What is needed:
Figure out how many lines in the records below hold the string "城区有线用户". That number alone is the answer.

Provided data:
....................

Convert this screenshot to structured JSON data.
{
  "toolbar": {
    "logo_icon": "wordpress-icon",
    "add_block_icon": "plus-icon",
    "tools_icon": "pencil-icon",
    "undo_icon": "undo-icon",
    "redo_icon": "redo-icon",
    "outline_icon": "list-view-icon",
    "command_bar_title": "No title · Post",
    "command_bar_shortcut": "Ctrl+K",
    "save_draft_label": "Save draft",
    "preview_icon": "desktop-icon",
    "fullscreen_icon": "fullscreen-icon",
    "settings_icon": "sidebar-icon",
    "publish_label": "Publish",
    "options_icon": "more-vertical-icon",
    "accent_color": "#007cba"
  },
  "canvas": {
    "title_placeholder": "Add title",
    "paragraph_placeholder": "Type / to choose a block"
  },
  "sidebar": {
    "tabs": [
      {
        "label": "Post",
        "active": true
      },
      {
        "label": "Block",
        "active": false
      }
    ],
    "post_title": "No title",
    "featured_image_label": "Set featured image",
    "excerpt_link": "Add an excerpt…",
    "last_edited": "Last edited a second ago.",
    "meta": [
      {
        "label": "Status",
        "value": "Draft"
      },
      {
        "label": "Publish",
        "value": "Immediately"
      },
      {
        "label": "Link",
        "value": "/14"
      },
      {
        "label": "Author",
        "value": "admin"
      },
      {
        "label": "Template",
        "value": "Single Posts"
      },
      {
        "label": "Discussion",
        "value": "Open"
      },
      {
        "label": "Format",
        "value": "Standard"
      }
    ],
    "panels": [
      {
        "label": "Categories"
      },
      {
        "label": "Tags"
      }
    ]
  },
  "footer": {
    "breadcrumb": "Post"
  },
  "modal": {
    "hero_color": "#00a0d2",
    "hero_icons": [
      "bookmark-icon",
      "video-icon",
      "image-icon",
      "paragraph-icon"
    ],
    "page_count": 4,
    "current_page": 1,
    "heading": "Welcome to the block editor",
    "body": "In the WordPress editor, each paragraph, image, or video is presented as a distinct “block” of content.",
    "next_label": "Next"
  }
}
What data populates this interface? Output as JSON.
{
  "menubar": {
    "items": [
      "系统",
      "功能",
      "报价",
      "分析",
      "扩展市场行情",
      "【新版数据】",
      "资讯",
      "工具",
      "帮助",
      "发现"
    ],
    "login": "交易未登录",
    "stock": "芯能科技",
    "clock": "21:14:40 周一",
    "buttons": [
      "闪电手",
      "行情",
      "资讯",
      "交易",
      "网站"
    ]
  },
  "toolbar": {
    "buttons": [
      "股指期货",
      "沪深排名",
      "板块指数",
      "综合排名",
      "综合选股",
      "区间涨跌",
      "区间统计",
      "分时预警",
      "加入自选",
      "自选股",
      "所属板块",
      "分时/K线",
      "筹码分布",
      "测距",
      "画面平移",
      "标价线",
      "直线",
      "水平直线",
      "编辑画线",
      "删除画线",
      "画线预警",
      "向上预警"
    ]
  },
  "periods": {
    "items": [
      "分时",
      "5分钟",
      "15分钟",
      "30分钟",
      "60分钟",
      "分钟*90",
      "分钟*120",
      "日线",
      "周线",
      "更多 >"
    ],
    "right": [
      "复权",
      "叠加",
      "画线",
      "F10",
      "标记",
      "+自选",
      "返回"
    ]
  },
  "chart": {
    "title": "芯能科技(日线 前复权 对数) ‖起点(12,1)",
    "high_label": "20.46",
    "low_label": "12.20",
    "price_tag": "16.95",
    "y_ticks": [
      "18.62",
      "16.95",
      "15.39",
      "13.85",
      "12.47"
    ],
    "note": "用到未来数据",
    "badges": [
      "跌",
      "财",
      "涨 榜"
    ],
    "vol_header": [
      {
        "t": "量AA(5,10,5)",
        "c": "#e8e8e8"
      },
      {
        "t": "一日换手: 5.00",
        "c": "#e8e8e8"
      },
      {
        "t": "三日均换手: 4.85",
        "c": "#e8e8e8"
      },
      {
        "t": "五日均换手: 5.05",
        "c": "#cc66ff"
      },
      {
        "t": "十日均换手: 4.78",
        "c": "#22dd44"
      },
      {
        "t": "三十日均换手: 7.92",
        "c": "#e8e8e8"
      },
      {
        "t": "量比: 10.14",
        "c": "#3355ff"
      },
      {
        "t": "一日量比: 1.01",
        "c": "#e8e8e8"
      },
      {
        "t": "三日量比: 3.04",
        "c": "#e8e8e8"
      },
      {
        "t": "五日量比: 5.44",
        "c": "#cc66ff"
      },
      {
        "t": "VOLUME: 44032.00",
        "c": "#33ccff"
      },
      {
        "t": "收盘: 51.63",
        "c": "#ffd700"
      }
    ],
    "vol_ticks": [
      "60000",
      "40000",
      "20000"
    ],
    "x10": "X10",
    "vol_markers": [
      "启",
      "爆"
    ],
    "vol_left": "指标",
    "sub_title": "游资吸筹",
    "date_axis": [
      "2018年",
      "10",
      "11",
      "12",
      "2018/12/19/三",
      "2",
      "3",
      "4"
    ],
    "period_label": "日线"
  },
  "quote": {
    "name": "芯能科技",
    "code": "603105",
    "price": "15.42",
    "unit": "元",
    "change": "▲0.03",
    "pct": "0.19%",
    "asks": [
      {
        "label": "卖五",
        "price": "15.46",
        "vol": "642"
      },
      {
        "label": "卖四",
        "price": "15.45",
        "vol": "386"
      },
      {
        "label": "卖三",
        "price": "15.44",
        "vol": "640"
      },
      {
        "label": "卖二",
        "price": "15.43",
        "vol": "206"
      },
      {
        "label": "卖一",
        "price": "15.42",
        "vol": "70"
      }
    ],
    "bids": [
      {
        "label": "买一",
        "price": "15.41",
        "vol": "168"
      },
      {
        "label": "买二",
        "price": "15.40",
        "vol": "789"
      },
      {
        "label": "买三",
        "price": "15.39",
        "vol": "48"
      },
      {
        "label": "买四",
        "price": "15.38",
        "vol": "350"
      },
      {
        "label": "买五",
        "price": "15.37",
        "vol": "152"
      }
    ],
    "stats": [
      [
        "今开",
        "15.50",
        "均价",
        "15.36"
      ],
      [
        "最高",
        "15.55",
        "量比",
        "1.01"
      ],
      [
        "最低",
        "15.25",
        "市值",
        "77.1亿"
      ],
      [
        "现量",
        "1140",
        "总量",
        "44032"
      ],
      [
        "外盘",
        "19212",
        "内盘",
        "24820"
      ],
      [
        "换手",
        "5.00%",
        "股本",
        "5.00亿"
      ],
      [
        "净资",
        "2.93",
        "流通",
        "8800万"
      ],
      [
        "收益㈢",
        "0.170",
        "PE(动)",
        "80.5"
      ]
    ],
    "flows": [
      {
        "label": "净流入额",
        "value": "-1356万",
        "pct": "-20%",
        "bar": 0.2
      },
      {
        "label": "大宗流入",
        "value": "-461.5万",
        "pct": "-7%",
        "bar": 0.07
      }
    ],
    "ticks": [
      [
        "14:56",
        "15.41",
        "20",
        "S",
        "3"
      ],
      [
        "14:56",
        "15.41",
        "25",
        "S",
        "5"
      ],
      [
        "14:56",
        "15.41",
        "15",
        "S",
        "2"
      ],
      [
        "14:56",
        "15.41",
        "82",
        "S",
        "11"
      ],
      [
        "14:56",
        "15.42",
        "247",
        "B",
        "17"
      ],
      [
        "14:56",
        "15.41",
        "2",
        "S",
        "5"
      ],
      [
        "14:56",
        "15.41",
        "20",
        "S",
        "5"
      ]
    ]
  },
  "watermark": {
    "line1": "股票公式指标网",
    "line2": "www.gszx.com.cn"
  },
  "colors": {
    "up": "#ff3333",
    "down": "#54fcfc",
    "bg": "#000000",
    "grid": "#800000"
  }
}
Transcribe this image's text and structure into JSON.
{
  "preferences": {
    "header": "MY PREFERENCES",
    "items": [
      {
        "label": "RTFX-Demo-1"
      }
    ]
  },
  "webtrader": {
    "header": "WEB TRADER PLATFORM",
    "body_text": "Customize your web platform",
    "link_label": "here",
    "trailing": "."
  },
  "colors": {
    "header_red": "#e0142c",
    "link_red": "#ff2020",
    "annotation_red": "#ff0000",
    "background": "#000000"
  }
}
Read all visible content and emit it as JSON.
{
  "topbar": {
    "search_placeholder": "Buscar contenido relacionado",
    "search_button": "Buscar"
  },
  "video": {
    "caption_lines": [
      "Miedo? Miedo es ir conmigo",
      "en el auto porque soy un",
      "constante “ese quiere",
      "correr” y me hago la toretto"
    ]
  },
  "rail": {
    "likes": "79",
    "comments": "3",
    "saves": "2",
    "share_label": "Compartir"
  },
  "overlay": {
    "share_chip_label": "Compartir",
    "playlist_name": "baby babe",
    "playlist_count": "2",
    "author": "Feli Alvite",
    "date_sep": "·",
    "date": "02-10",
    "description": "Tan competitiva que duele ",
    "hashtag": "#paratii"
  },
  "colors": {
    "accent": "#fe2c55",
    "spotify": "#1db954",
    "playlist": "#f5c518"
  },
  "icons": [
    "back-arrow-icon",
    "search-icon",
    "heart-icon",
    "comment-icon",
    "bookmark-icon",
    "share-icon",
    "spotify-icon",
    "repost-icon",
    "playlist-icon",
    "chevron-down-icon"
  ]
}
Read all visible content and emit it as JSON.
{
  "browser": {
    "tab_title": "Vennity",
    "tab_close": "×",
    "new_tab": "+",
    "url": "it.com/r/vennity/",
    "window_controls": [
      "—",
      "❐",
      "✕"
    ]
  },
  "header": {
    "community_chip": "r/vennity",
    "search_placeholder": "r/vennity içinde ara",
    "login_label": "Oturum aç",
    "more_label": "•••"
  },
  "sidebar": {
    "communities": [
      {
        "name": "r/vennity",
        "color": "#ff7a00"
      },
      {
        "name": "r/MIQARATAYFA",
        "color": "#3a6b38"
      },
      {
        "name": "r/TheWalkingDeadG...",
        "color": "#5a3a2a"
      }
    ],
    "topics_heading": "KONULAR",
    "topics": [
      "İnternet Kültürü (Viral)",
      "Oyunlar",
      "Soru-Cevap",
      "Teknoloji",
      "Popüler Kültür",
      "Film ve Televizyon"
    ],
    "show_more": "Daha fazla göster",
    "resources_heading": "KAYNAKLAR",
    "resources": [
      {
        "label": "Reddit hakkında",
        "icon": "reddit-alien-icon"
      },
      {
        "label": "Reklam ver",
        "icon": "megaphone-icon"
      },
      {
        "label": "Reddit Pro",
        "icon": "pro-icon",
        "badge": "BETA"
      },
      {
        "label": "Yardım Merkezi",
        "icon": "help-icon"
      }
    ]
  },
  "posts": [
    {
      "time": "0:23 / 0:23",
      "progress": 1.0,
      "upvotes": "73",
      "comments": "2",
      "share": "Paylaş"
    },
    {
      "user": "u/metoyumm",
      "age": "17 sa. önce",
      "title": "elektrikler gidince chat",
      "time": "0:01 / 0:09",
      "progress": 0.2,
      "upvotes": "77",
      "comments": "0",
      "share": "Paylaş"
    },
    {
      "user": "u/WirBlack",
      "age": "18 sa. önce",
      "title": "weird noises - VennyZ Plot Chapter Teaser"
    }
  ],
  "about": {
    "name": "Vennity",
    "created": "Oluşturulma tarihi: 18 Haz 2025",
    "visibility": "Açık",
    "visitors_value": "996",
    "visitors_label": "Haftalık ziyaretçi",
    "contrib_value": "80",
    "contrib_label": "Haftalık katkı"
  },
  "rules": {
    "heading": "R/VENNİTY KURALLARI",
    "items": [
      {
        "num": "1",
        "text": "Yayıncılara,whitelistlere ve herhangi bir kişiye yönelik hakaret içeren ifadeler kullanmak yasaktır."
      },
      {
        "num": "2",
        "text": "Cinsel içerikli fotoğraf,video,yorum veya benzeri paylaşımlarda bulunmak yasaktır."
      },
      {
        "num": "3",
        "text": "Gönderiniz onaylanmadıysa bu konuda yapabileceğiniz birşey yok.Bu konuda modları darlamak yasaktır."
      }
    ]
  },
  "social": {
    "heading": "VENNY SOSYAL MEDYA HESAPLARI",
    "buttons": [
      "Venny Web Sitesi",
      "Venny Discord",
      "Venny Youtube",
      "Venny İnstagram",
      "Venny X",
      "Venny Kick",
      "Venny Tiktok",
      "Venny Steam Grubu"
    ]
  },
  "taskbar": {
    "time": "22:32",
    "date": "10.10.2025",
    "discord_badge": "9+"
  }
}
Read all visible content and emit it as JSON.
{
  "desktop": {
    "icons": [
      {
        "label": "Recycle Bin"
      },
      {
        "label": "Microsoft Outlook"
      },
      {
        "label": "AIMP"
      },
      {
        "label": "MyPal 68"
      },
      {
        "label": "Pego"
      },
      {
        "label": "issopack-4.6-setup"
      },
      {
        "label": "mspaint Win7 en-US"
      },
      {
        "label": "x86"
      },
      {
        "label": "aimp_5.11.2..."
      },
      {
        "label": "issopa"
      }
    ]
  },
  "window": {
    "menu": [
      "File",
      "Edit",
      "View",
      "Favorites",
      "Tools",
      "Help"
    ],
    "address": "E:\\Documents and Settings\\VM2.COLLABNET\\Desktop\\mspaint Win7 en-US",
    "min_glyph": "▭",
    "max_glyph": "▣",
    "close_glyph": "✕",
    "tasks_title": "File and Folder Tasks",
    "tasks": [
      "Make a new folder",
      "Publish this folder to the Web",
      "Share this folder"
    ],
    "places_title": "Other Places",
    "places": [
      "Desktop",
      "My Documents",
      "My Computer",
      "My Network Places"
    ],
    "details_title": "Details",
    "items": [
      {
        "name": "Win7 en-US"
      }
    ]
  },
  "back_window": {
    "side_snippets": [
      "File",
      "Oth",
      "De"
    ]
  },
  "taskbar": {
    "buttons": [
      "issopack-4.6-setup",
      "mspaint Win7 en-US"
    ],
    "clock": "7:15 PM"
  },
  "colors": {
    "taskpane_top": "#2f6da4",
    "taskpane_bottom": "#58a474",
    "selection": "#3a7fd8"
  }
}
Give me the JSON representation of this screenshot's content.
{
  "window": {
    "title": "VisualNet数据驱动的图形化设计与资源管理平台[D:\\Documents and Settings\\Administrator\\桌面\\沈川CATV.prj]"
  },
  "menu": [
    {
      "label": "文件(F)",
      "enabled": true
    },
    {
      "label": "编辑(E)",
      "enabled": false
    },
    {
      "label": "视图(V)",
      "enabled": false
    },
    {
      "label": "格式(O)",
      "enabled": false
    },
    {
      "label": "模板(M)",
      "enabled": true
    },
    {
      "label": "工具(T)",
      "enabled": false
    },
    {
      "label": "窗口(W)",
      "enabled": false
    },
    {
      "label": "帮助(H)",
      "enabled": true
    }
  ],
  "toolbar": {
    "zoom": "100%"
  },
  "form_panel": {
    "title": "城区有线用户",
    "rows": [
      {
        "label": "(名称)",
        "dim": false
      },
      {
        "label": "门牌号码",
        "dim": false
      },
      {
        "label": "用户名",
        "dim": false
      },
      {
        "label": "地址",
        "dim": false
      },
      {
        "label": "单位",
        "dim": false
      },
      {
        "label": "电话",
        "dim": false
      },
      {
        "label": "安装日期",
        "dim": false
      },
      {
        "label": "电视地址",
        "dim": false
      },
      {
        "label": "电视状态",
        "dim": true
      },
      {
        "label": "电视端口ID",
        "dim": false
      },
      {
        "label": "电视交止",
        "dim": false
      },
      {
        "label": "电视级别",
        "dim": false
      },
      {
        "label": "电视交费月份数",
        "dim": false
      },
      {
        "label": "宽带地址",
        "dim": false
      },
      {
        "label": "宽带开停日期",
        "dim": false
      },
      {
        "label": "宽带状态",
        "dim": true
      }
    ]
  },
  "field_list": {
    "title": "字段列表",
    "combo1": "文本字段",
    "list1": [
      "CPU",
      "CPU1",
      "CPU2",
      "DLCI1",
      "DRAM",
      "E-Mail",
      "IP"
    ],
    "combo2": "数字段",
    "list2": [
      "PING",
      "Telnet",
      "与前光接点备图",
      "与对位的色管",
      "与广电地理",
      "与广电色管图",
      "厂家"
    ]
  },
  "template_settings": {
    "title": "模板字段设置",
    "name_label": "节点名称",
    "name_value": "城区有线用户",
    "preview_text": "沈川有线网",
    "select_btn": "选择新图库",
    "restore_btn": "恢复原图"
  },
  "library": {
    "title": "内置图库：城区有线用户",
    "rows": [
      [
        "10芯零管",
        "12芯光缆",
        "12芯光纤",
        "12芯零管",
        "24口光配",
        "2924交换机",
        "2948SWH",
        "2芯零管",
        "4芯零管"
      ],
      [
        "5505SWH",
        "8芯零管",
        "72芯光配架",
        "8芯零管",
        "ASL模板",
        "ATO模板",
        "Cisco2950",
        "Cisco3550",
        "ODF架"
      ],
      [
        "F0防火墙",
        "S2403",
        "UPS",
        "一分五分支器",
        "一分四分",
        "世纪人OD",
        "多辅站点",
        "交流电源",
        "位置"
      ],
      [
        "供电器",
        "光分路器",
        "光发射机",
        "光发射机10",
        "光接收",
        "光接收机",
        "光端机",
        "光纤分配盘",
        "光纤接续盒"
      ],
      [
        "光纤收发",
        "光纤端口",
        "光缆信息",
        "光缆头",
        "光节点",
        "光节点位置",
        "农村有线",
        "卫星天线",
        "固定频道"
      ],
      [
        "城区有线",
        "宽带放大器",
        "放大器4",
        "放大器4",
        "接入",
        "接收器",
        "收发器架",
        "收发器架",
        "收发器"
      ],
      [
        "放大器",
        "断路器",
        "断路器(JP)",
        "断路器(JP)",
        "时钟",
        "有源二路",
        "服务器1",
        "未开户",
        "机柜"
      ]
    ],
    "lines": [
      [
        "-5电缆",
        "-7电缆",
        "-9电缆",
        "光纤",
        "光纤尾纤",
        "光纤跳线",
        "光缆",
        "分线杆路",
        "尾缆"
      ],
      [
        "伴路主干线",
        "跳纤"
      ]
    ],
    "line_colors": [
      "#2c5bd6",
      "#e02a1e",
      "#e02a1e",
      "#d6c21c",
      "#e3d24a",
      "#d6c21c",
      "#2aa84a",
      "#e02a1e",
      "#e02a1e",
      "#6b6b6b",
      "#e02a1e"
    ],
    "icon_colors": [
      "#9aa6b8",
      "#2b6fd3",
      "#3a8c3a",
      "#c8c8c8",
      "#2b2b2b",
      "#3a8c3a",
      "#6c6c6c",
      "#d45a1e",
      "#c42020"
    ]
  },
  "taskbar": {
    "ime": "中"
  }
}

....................

Answer:
3